Jeffrey D. Nichols
History Blazer, June 1995
The story of the Japanese internment camps during World War II at Topaz, Millard County, and elsewhere is generally well known. A lesser-known story is that of Keetley Farms, an agricultural colony of “voluntarily” relocated Japanese Americans situated roughly halfway between Park City and Heber City.
The move to Keetley took place against a background of widespread anti-Japanese sentiment after the Pearl Harbor attack of December 7, 1941. Thousands of Americans of Japanese ancestry found themselves the object of suspicion and hatred. The immediate concern of other Americans was the possibility of sabotage, but California especially had a long history of prejudice against Japanese immigrants. President Franklin D. Roosevelt signed Executive Order No. 9066 authorizing the removal of 110,000 Japanese, U.S. citizens and aliens, from the West Coast to the interior in February 1942. The military authorities in California, headed by Lt. Gen. J. L. DeWitt, did not initially have the resources to move the Japanese, so for a brief time DeWitt encouraged voluntary relocation. Although some 10,000 Japanese indicated their desire to move voluntarily, less than 5,000 were able to do so; the rest could not leave their homes so quickly. Many encountered hostility during their exodus from the coast and had no chance of employment at the end of their journey.
A prosperous Oakland produce dealer named Fred Isamu Wada, whose wife Masako was from Ogden, decided to visit Utah to investigate possible areas for relocation for himself and other California Japanese. Duchesne County authorities attempted to attract the Japanese as agricultural laborers, but Wada decided that eastern Utah was too remote. Instead, he struck a bargain with Keetley mayor George Fisher, leasing land from him in exchange for a promise to bring Japanese to the area as farm labor.

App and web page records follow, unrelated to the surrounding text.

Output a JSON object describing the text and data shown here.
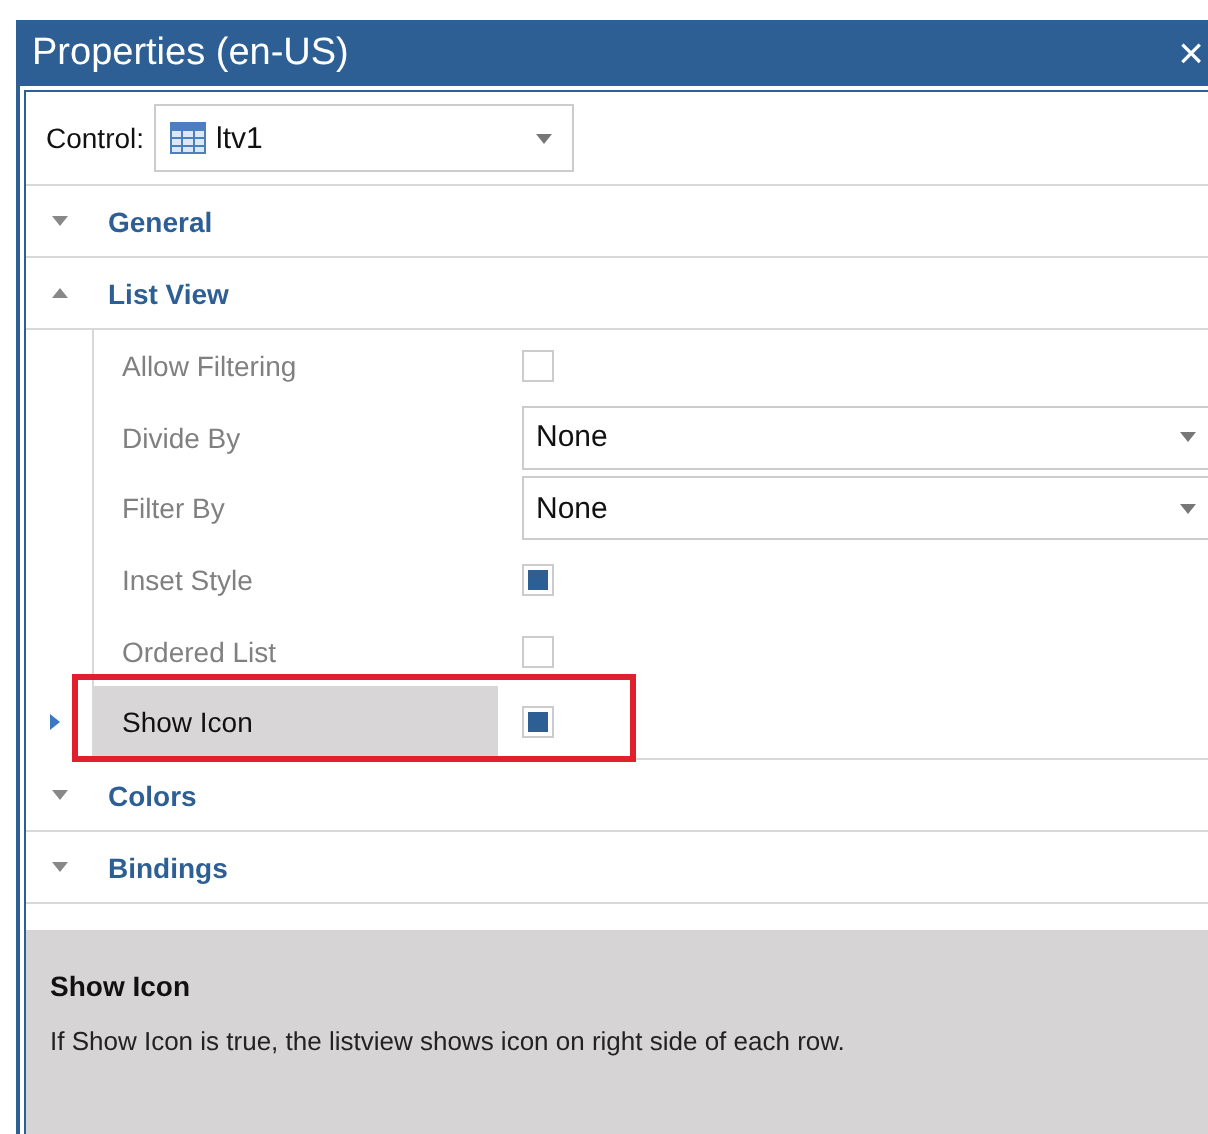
{
  "window": {
    "title": "Properties (en-US)",
    "close": "×"
  },
  "control": {
    "label": "Control:",
    "value": "ltv1"
  },
  "sections": [
    {
      "label": "General",
      "expanded": false
    },
    {
      "label": "List View",
      "expanded": true,
      "properties": [
        {
          "label": "Allow Filtering",
          "kind": "checkbox",
          "checked": false,
          "selected": false
        },
        {
          "label": "Divide By",
          "kind": "dropdown",
          "value": "None",
          "selected": false
        },
        {
          "label": "Filter By",
          "kind": "dropdown",
          "value": "None",
          "selected": false
        },
        {
          "label": "Inset Style",
          "kind": "checkbox",
          "checked": true,
          "selected": false
        },
        {
          "label": "Ordered List",
          "kind": "checkbox",
          "checked": false,
          "selected": false
        },
        {
          "label": "Show Icon",
          "kind": "checkbox",
          "checked": true,
          "selected": true
        }
      ]
    },
    {
      "label": "Colors",
      "expanded": false
    },
    {
      "label": "Bindings",
      "expanded": false
    }
  ],
  "description": {
    "title": "Show Icon",
    "text": "If Show Icon is true, the listview shows icon on right side of each row."
  }
}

Local reaction to the move was initially hostile. Although Utah residents were not as overtly anti-Japanese as Californians, few wanted Japanese living among them. The Park City newspaper, the Park Record, noted that the attacks on Hawaii and the Philippines had been meticulously planned, and that “all these dress rehearsals were supplemented by the most vicious and long-ranged fifth column activities that this war has yet seen.” Fisher allayed local suspicions in an interview published in the Park Record three weeks later by swearing to the newcomers’ loyalty and noting that the move had not cost Americans anything: “All evacuees brought to Utah by Mr. Fisher are American citizens, some of them second generation. According to Mr. Fisher, they came to Utah with no expense to state or federal governments, paying all travel expenses and freight charges on farm machinery themselves.”
On March 26 Wada and a number of other families left Oakland for Utah. (Wada, incidentally, would lose all of his property in California). They left just in time; on March 30 General DeWitt “froze” the movement of all persons of Japanese ancestry in preparation for their forced relocation. Those coming to Keetley would, at any rate, have at least a greater measure of freedom than the internees. Wada established from the start that the community would be a cooperative, nonprofit venture, growing food for the American war effort.

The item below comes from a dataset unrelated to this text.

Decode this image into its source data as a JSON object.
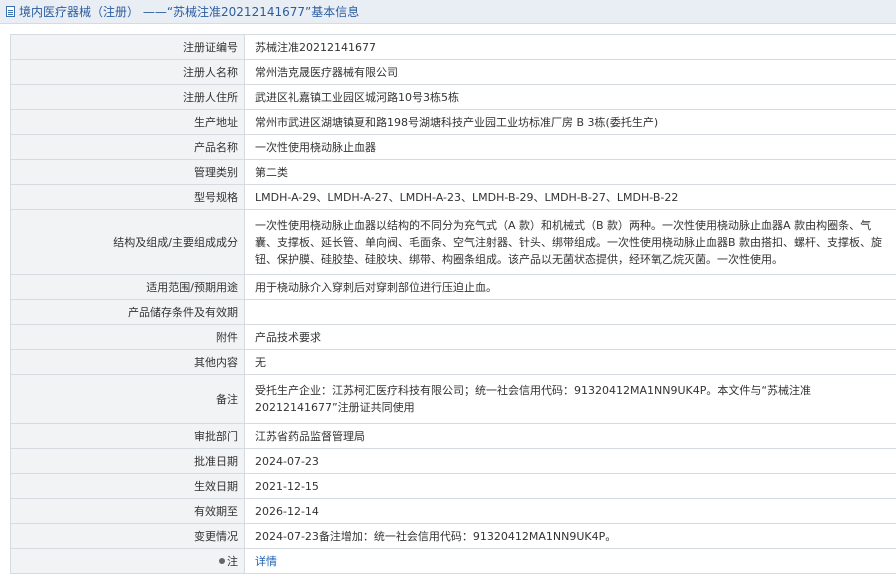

When the snow melted on the Keetley property the new farmers were disappointed at the poor quality of the land. “Hell,” Fred Wada later told an interviewer, “we had to move 50 tons of rocks to clear 150 acres to farm.” Still, they went to work, repairing buildings, planting a large truck garden, and raising chickens, pigs, and goats. Eventually, the Keetley farmers would herd beef cattle and raise dairy cows as well. Once the farm was established, maintaining it was left to wives and children while many of the men worked as laborers in sugar beet fields and on surrounding farms.
Local hostility toward the Japanese manifested itself early in two incidents of dynamite throwing, fortunately with no injuries. Wada met with representatives of local trade unions in April 1942 to assure them that the Japanese were loyal American citizens and to tell them, “We are here to produce foodstuffs for victory.” Relations quickly improved; many of the Japanese children attended school, either at Park City or Heber City, and the Keetley colonists adopted some American activities, including baseball. Several of them had relatives serving in the U.S. Army. The Keetley residents maintained close ties to the internees at Topaz; they made frequent visits there, and some internees furloughed to perform agricultural work came through Keetley.
At the war’s end, about two-thirds of the Keetley residents returned to their homes in California after the last harvest. The others remained in Utah, scattering to a number of different communities. Fred Isamu Wada moved his family to the Los Angeles area where he prospered in the produce business for many years. As for Keetley, its destiny was to be covered by the rising waters of the Central Utah Project’s Jordanelle Dam a half-century later.
See: Park Record and Wasatch Wave (Heber City) March/April 1942; Sandra C. Taylor, “Japanese Americans and Keetley Farms: Utah’s Relocation Colony,” Utah Historical Quarterly 54 (fall 1986); Marilyn Curtis White, “Keetley, Utah: The Birth and Death of a Small Town,” Utah Historical Quarterly 62 (summer 1994).